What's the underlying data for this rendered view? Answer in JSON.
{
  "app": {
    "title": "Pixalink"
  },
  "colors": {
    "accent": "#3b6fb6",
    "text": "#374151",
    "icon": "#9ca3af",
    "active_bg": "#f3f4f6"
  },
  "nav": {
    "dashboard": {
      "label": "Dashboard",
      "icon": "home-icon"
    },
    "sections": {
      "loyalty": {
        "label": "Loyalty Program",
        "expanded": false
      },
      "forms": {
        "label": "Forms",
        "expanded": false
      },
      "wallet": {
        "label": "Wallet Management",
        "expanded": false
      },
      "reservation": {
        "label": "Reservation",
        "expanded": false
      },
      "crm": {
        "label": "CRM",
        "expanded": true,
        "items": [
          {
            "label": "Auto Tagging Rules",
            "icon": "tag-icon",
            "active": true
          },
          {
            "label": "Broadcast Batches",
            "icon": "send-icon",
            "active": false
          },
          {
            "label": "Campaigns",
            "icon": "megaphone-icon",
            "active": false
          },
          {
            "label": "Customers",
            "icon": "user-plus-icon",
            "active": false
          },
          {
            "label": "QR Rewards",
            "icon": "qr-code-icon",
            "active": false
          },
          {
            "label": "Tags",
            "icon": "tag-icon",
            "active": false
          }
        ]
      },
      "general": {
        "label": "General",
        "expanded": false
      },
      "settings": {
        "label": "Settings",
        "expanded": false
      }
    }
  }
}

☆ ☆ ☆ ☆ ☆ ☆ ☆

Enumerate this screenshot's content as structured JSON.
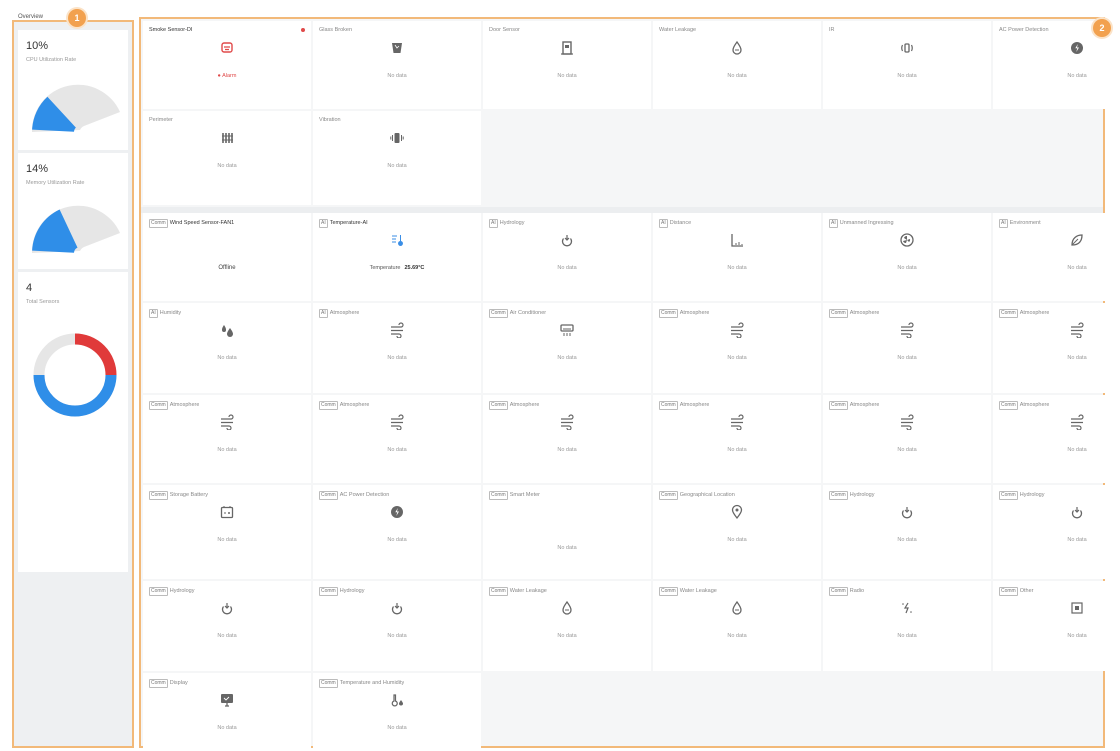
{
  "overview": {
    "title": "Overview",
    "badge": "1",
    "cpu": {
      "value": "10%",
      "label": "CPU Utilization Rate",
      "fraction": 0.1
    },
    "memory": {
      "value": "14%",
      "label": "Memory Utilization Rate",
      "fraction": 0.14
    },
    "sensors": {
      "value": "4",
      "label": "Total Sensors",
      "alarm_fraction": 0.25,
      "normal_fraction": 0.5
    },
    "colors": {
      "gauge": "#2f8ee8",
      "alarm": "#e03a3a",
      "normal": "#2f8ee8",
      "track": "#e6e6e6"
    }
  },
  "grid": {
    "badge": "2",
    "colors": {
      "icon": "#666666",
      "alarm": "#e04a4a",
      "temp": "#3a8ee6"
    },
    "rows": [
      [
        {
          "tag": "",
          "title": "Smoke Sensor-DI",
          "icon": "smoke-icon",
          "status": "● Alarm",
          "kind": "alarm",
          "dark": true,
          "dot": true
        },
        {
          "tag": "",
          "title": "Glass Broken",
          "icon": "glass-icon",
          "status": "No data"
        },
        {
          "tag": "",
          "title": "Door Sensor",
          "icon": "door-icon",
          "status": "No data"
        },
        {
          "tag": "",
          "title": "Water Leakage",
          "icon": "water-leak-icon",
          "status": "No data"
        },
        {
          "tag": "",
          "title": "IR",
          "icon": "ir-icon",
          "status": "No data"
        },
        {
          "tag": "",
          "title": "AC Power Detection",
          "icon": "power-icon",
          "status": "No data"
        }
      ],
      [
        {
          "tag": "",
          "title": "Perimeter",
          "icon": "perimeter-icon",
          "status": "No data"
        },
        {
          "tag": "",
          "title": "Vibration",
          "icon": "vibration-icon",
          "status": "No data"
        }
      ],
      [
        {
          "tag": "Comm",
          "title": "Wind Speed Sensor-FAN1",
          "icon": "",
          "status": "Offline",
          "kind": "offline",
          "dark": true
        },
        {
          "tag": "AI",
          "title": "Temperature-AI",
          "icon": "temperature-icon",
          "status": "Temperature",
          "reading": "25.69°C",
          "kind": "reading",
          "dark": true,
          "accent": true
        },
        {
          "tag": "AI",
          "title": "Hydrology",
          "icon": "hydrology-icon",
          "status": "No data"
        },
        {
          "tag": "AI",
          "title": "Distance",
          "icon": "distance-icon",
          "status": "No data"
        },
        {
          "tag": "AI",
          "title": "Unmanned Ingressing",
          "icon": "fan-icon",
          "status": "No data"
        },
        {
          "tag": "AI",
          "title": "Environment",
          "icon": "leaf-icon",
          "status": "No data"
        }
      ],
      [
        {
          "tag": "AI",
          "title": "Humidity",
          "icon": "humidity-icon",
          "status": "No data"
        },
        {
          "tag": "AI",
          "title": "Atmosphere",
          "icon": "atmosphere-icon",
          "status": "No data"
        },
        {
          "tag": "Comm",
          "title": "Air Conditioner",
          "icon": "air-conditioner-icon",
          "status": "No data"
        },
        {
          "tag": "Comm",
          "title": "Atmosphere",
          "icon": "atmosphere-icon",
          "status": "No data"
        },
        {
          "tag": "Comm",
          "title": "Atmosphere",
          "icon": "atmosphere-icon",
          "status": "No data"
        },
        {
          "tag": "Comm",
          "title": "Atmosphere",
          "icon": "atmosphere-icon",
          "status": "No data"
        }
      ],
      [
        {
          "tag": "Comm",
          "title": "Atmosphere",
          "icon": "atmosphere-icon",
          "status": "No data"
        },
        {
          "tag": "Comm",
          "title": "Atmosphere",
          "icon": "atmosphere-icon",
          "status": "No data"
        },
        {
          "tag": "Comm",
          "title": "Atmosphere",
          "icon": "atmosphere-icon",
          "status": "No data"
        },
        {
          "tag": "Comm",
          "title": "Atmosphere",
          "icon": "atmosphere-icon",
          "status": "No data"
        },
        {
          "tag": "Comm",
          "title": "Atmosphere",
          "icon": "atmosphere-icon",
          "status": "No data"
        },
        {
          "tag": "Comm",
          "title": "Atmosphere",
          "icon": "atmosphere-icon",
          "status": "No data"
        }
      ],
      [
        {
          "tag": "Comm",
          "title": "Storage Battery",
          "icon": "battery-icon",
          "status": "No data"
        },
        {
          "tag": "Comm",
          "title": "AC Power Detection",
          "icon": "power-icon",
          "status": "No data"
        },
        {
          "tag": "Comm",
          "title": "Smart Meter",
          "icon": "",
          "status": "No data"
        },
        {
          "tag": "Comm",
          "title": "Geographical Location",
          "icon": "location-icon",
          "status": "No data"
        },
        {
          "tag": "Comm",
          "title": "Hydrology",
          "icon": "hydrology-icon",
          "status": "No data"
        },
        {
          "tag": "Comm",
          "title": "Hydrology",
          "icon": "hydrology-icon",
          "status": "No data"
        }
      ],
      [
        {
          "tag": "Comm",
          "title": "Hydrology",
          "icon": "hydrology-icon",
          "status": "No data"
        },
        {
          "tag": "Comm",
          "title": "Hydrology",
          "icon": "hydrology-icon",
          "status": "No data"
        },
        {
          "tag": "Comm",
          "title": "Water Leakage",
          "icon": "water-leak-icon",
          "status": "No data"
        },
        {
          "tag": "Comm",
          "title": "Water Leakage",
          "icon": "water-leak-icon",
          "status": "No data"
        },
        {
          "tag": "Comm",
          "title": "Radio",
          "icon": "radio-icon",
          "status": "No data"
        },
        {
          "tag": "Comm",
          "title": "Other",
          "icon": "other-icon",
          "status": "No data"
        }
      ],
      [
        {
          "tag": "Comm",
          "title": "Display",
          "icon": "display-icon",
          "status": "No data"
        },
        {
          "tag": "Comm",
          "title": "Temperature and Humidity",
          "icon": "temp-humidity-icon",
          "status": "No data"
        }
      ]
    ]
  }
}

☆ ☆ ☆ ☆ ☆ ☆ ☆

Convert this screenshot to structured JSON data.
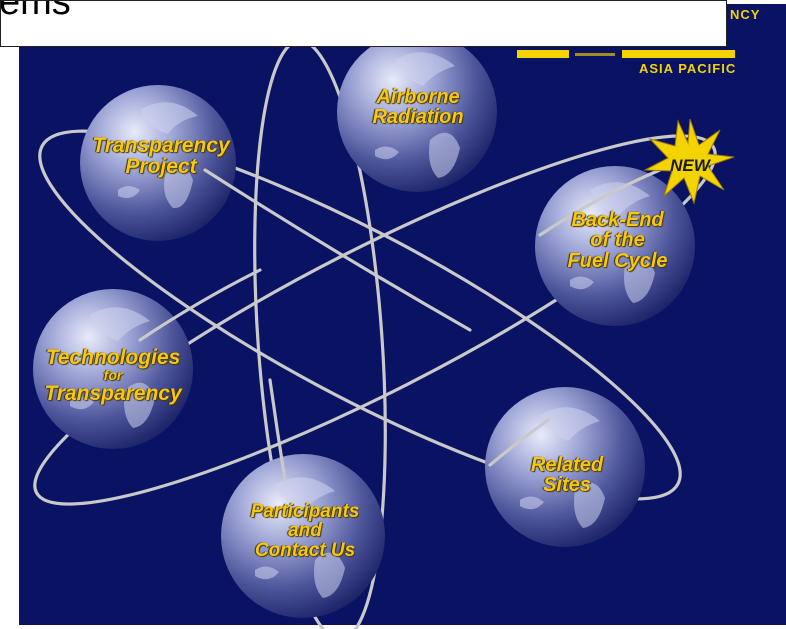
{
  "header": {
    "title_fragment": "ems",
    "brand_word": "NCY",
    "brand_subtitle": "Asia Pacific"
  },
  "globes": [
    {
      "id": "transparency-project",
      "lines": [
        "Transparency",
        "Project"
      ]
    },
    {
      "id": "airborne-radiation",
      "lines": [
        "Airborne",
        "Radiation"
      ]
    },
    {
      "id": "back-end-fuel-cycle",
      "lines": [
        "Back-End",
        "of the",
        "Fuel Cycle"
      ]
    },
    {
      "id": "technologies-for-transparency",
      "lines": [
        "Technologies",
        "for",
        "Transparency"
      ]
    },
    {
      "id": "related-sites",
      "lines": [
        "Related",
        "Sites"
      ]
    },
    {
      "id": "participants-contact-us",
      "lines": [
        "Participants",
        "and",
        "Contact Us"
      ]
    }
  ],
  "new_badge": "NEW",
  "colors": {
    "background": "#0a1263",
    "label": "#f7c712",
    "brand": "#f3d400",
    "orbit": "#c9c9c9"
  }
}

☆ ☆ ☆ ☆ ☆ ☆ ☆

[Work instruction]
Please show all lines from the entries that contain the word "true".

[Task output]
        "expanded": true,
            "active": true
          "dark": true,
          "dot": true
          "dark": true
          "dark": true,
          "accent": true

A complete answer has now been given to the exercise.